Required action ▸
Word for word, restate the records that appear below.

Excerpts from an interface dataset ▸
┌──

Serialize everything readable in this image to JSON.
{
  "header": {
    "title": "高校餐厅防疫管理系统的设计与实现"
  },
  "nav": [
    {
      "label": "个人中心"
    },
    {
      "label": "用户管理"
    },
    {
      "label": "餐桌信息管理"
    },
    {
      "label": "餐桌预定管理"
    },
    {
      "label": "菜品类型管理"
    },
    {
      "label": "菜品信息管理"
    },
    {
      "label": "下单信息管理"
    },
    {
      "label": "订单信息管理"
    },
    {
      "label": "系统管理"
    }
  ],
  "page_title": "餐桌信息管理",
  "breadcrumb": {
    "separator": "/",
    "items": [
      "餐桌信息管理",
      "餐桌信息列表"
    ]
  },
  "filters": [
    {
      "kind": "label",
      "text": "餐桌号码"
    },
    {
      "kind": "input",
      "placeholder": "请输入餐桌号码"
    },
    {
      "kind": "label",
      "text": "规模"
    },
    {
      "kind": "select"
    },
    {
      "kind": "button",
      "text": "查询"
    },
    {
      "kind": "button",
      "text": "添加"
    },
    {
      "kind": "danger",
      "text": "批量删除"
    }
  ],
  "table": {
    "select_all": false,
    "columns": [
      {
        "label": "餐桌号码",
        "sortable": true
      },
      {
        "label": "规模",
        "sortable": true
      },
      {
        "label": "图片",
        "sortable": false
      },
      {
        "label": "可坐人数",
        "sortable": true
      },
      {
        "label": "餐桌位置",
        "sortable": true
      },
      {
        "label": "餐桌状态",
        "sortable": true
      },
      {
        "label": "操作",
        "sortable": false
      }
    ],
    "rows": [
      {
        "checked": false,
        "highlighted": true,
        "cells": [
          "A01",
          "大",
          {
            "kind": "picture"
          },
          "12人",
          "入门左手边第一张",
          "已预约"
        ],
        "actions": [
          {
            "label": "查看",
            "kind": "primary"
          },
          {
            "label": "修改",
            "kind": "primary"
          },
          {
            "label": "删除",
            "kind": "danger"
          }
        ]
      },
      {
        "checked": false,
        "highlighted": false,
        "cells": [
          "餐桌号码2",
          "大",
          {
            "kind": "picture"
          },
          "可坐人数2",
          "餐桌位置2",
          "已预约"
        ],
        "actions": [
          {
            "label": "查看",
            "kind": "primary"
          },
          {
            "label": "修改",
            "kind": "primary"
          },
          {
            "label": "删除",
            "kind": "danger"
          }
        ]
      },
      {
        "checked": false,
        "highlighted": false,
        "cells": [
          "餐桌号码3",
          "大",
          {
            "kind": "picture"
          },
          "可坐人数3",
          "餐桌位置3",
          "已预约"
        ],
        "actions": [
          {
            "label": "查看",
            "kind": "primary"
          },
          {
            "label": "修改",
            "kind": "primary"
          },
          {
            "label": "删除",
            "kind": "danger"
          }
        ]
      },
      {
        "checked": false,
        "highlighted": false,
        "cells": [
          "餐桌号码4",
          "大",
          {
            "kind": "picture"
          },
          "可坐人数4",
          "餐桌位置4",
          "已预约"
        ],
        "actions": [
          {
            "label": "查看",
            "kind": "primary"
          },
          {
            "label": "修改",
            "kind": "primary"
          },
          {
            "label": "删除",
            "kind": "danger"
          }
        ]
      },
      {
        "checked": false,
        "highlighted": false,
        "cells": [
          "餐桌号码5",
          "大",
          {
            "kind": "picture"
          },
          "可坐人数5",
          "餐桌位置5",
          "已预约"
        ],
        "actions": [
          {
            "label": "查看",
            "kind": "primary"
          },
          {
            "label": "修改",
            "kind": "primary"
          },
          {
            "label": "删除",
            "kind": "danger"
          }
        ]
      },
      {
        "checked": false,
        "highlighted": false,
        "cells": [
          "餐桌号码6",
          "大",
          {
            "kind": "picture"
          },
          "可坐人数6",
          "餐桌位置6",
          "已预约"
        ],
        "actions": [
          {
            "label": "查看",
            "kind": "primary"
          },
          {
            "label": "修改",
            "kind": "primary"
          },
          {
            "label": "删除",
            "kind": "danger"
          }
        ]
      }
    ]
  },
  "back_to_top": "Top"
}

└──

Solution to this problem ▸
Serialize everything readable in this image to JSON.
{
  "header": {
    "title": "高校餐厅防疫管理系统的设计与实现"
  },
  "nav": [
    {
      "label": "个人中心"
    },
    {
      "label": "用户管理"
    },
    {
      "label": "餐桌信息管理"
    },
    {
      "label": "餐桌预定管理"
    },
    {
      "label": "菜品类型管理"
    },
    {
      "label": "菜品信息管理"
    },
    {
      "label": "下单信息管理"
    },
    {
      "label": "订单信息管理"
    },
    {
      "label": "系统管理"
    }
  ],
  "page_title": "餐桌信息管理",
  "breadcrumb": {
    "separator": "/",
    "items": [
      "餐桌信息管理",
      "餐桌信息列表"
    ]
  },
  "filters": [
    {
      "kind": "label",
      "text": "餐桌号码"
    },
    {
      "kind": "input",
      "placeholder": "请输入餐桌号码"
    },
    {
      "kind": "label",
      "text": "规模"
    },
    {
      "kind": "select"
    },
    {
      "kind": "button",
      "text": "查询"
    },
    {
      "kind": "button",
      "text": "添加"
    },
    {
      "kind": "danger",
      "text": "批量删除"
    }
  ],
  "table": {
    "select_all": false,
    "columns": [
      {
        "label": "餐桌号码",
        "sortable": true
      },
      {
        "label": "规模",
        "sortable": true
      },
      {
        "label": "图片",
        "sortable": false
      },
      {
        "label": "可坐人数",
        "sortable": true
      },
      {
        "label": "餐桌位置",
        "sortable": true
      },
      {
        "label": "餐桌状态",
        "sortable": true
      },
      {
        "label": "操作",
        "sortable": false
      }
    ],
    "rows": [
      {
        "checked": false,
        "highlighted": true,
        "cells": [
          "A01",
          "大",
          {
            "kind": "picture"
          },
          "12人",
          "入门左手边第一张",
          "已预约"
        ],
        "actions": [
          {
            "label": "查看",
            "kind": "primary"
          },
          {
            "label": "修改",
            "kind": "primary"
          },
          {
            "label": "删除",
            "kind": "danger"
          }
        ]
      },
      {
        "checked": false,
        "highlighted": false,
        "cells": [
          "餐桌号码2",
          "大",
          {
            "kind": "picture"
          },
          "可坐人数2",
          "餐桌位置2",
          "已预约"
        ],
        "actions": [
          {
            "label": "查看",
            "kind": "primary"
          },
          {
            "label": "修改",
            "kind": "primary"
          },
          {
            "label": "删除",
            "kind": "danger"
          }
        ]
      },
      {
        "checked": false,
        "highlighted": false,
        "cells": [
          "餐桌号码3",
          "大",
          {
            "kind": "picture"
          },
          "可坐人数3",
          "餐桌位置3",
          "已预约"
        ],
        "actions": [
          {
            "label": "查看",
            "kind": "primary"
          },
          {
            "label": "修改",
            "kind": "primary"
          },
          {
            "label": "删除",
            "kind": "danger"
          }
        ]
      },
      {
        "checked": false,
        "highlighted": false,
        "cells": [
          "餐桌号码4",
          "大",
          {
            "kind": "picture"
          },
          "可坐人数4",
          "餐桌位置4",
          "已预约"
        ],
        "actions": [
          {
            "label": "查看",
            "kind": "primary"
          },
          {
            "label": "修改",
            "kind": "primary"
          },
          {
            "label": "删除",
            "kind": "danger"
          }
        ]
      },
      {
        "checked": false,
        "highlighted": false,
        "cells": [
          "餐桌号码5",
          "大",
          {
            "kind": "picture"
          },
          "可坐人数5",
          "餐桌位置5",
          "已预约"
        ],
        "actions": [
          {
            "label": "查看",
            "kind": "primary"
          },
          {
            "label": "修改",
            "kind": "primary"
          },
          {
            "label": "删除",
            "kind": "danger"
          }
        ]
      },
      {
        "checked": false,
        "highlighted": false,
        "cells": [
          "餐桌号码6",
          "大",
          {
            "kind": "picture"
          },
          "可坐人数6",
          "餐桌位置6",
          "已预约"
        ],
        "actions": [
          {
            "label": "查看",
            "kind": "primary"
          },
          {
            "label": "修改",
            "kind": "primary"
          },
          {
            "label": "删除",
            "kind": "danger"
          }
        ]
      }
    ]
  },
  "back_to_top": "Top"
}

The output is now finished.